How many mixed-race couples?
With all the controversy over the Cheerios ad with a mixed-race couple, can you tell me how many such married couples are now in the United States?
For those of you who missed the Cheerios ad dustup, here's a summary: At the breakfast table, a girl tells Mom that Dad said Cheerios is good for your heart. "Is that true?" The ad then cuts to Dad on the couch with a pile of Cheerios on his chest. It ends with the word "love" on screen.
Dad is black, Mom is white and the girl is biracial. When the commercial hit YouTube, there were so many negative remarks that Cheerios asked for the comments section to be turned off.
General Mills, maker of Cheerios, said it will continue running the ad as scheduled for several more months. According to the Associated Press, Camille Gibson, vice president of marketing for Cheerios, said the ad campaign reflects the changing U.S. population.
And she's correct. According to the 2010 U.S. Census, 6.9 percent of all married couples have spouses of a different race and 9.5 percent have spouses of a different race or ethnic origin. That 9.5 percent represents an increase of 28 percent since the 2000 census.
Florida is at about the national average in both categories: 6.5 percent of all married couples have spouses of a different race and 10.9 percent of have spouses of a different race or ethnic origin.
"The rise in interracial marriage indicates that race relations have improved over the past quarter century," Daniel Lichter, a sociology professor at Cornell University, told the Huffington Post. "Mixed-race children have blurred America's color line. They often interact with others on either side of the racial divide and frequently serve as brokers between friends and family members of different racial backgrounds," he said. "But America still has a long way to go."

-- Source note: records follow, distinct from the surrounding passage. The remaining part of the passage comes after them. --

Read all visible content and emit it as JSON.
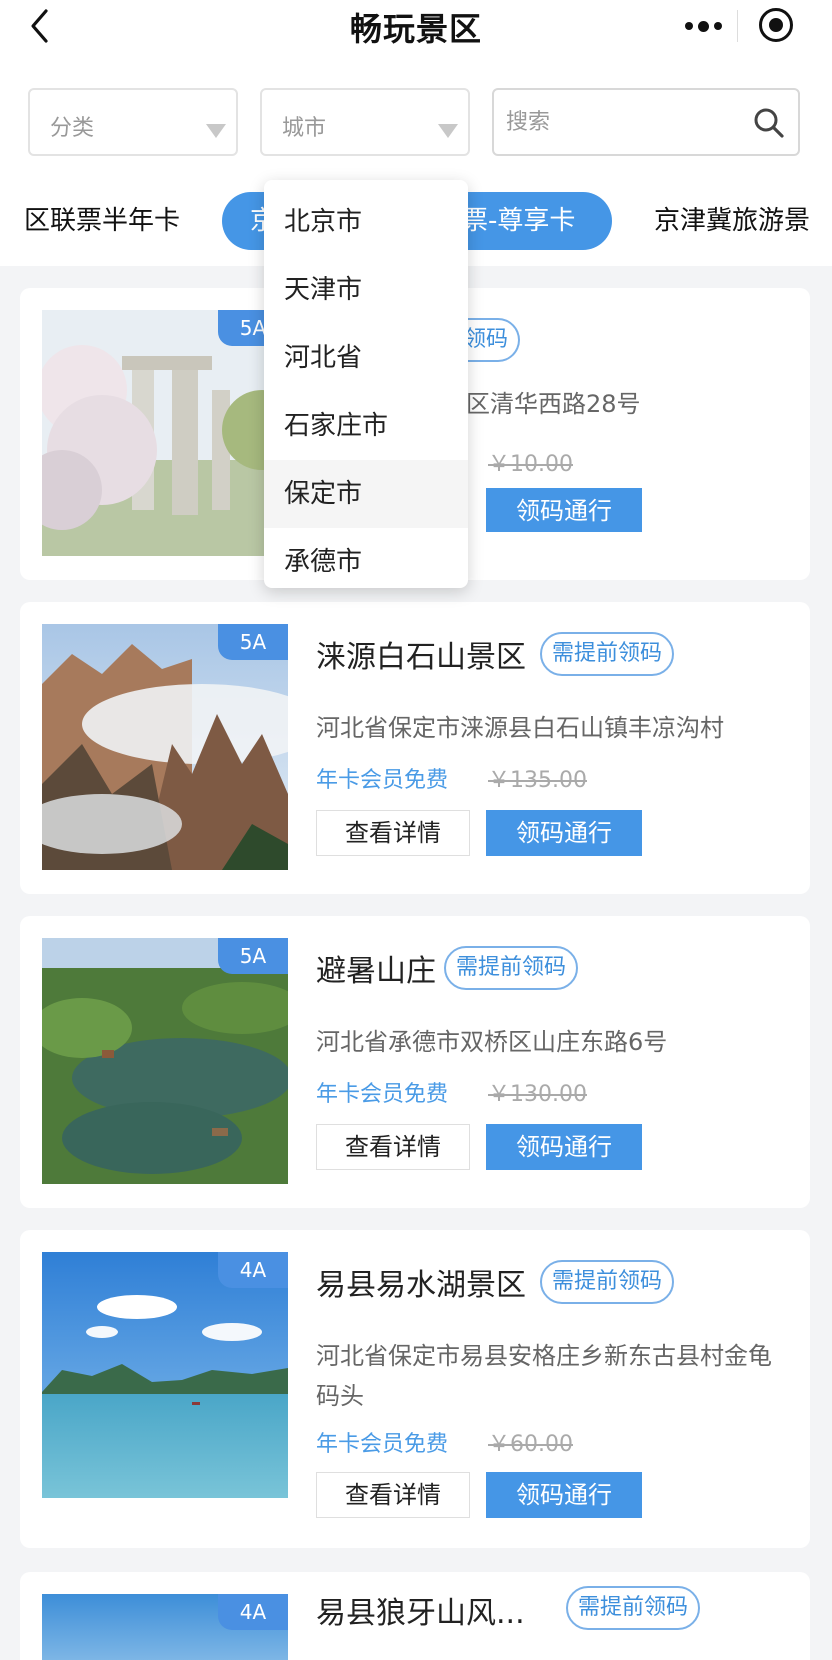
{
  "header": {
    "title": "畅玩景区"
  },
  "filters": {
    "category_label": "分类",
    "city_label": "城市",
    "search_placeholder": "搜索"
  },
  "tabs": [
    "区联票半年卡",
    "京",
    "票-尊享卡",
    "京津冀旅游景"
  ],
  "city_dropdown": {
    "options": [
      "北京市",
      "天津市",
      "河北省",
      "石家庄市",
      "保定市",
      "承德市"
    ],
    "highlighted": "保定市"
  },
  "cards": [
    {
      "grade": "5A",
      "name": "",
      "tag": "需提前领码",
      "tag_partial": "前领码",
      "address_partial": "区清华西路28号",
      "member_text": "",
      "price": "￥10.00",
      "detail_label": "",
      "pass_label": "领码通行"
    },
    {
      "grade": "5A",
      "name": "涞源白石山景区",
      "tag": "需提前领码",
      "address": "河北省保定市涞源县白石山镇丰凉沟村",
      "member_text": "年卡会员免费",
      "price": "￥135.00",
      "detail_label": "查看详情",
      "pass_label": "领码通行"
    },
    {
      "grade": "5A",
      "name": "避暑山庄",
      "tag": "需提前领码",
      "address": "河北省承德市双桥区山庄东路6号",
      "member_text": "年卡会员免费",
      "price": "￥130.00",
      "detail_label": "查看详情",
      "pass_label": "领码通行"
    },
    {
      "grade": "4A",
      "name": "易县易水湖景区",
      "tag": "需提前领码",
      "address": "河北省保定市易县安格庄乡新东古县村金龟码头",
      "member_text": "年卡会员免费",
      "price": "￥60.00",
      "detail_label": "查看详情",
      "pass_label": "领码通行"
    },
    {
      "grade": "4A",
      "name": "易县狼牙山风...",
      "tag": "需提前领码"
    }
  ],
  "colors": {
    "accent": "#4596e6",
    "member_text": "#4a9be6",
    "grade_badge": "#4a90e2"
  }
}
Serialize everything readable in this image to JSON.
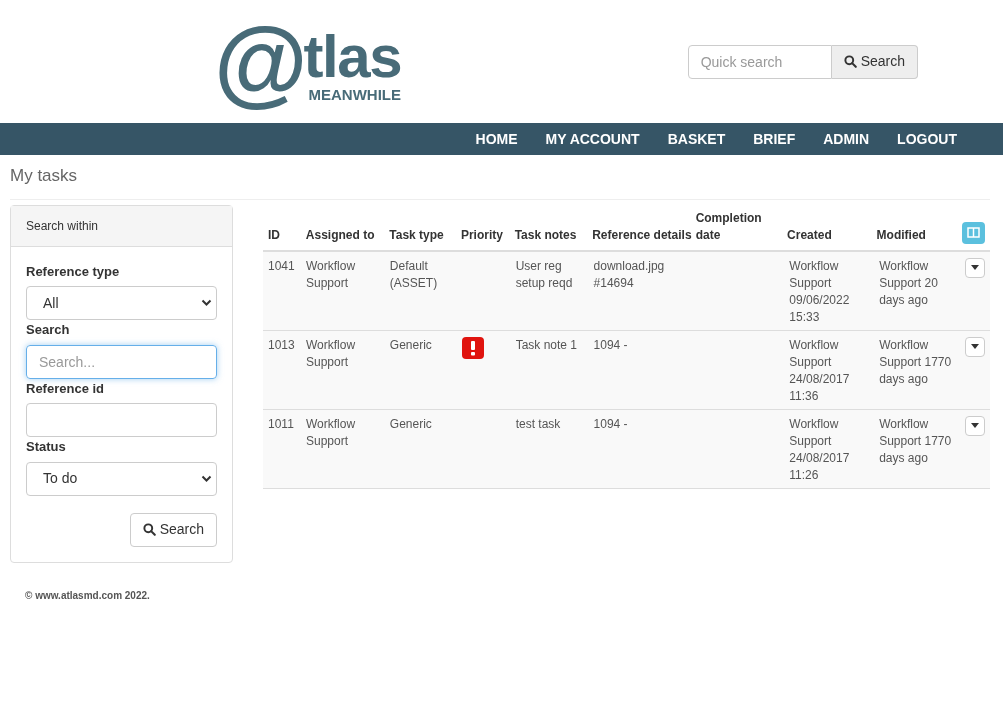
{
  "logo": {
    "mark": "@",
    "word": "tlas",
    "tagline": "MEANWHILE"
  },
  "quick_search": {
    "placeholder": "Quick search",
    "button": "Search"
  },
  "nav": [
    "HOME",
    "MY ACCOUNT",
    "BASKET",
    "BRIEF",
    "ADMIN",
    "LOGOUT"
  ],
  "page_title": "My tasks",
  "sidebar": {
    "title": "Search within",
    "fields": [
      {
        "kind": "select",
        "label": "Reference type",
        "value": "All"
      },
      {
        "kind": "text",
        "label": "Search",
        "placeholder": "Search...",
        "focused": true
      },
      {
        "kind": "text",
        "label": "Reference id",
        "focused": false
      },
      {
        "kind": "select",
        "label": "Status",
        "value": "To do"
      }
    ],
    "button": "Search"
  },
  "table": {
    "columns": [
      "ID",
      "Assigned to",
      "Task type",
      "Priority",
      "Task notes",
      "Reference details",
      "Completion date",
      "Created",
      "Modified"
    ],
    "rows": [
      {
        "id": "1041",
        "assigned": "Workflow Support",
        "type": "Default (ASSET)",
        "high_priority": false,
        "notes": "User reg setup reqd",
        "reference": "download.jpg #14694",
        "created": "Workflow Support 09/06/2022 15:33",
        "modified": "Workflow Support 20 days ago"
      },
      {
        "id": "1013",
        "assigned": "Workflow Support",
        "type": "Generic",
        "high_priority": true,
        "notes": "Task note 1",
        "reference": "1094 -",
        "created": "Workflow Support 24/08/2017 11:36",
        "modified": "Workflow Support 1770 days ago"
      },
      {
        "id": "1011",
        "assigned": "Workflow Support",
        "type": "Generic",
        "high_priority": false,
        "notes": "test task",
        "reference": "1094 -",
        "created": "Workflow Support 24/08/2017 11:26",
        "modified": "Workflow Support 1770 days ago"
      }
    ]
  },
  "footer": "© www.atlasmd.com 2022."
}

Just a pinch of salt
Is sea salt iodized?
Sea salt, which is salt produced by the evaporation of seawater, contains small amounts of iodine. The amount it is iodized depends on where the sea salt is harvested from. "Sea salt ... generally contains less iodine than table salt," Rachel K. Johnson, Ph.D., R.D., nutrition professor at the University of Vermont, says on the American Heart Association website. "Iodine has been added to table salt since the 1920s to prevent the iodine-deficiency disease goiter."
Don't let the bedbugs bite
Bedbugs have been in the news lately. Is there a natural enemy?
There is not a natural enemy or predator for bedbugs, Chuck Tindol, co-owner of Georgia-based Allgood Pest Solutions, told the Atlanta Journal-Constitution. Since bedbugs are an inside insect, homeowners should not introduce another insect or parasite into their bedrooms, he added.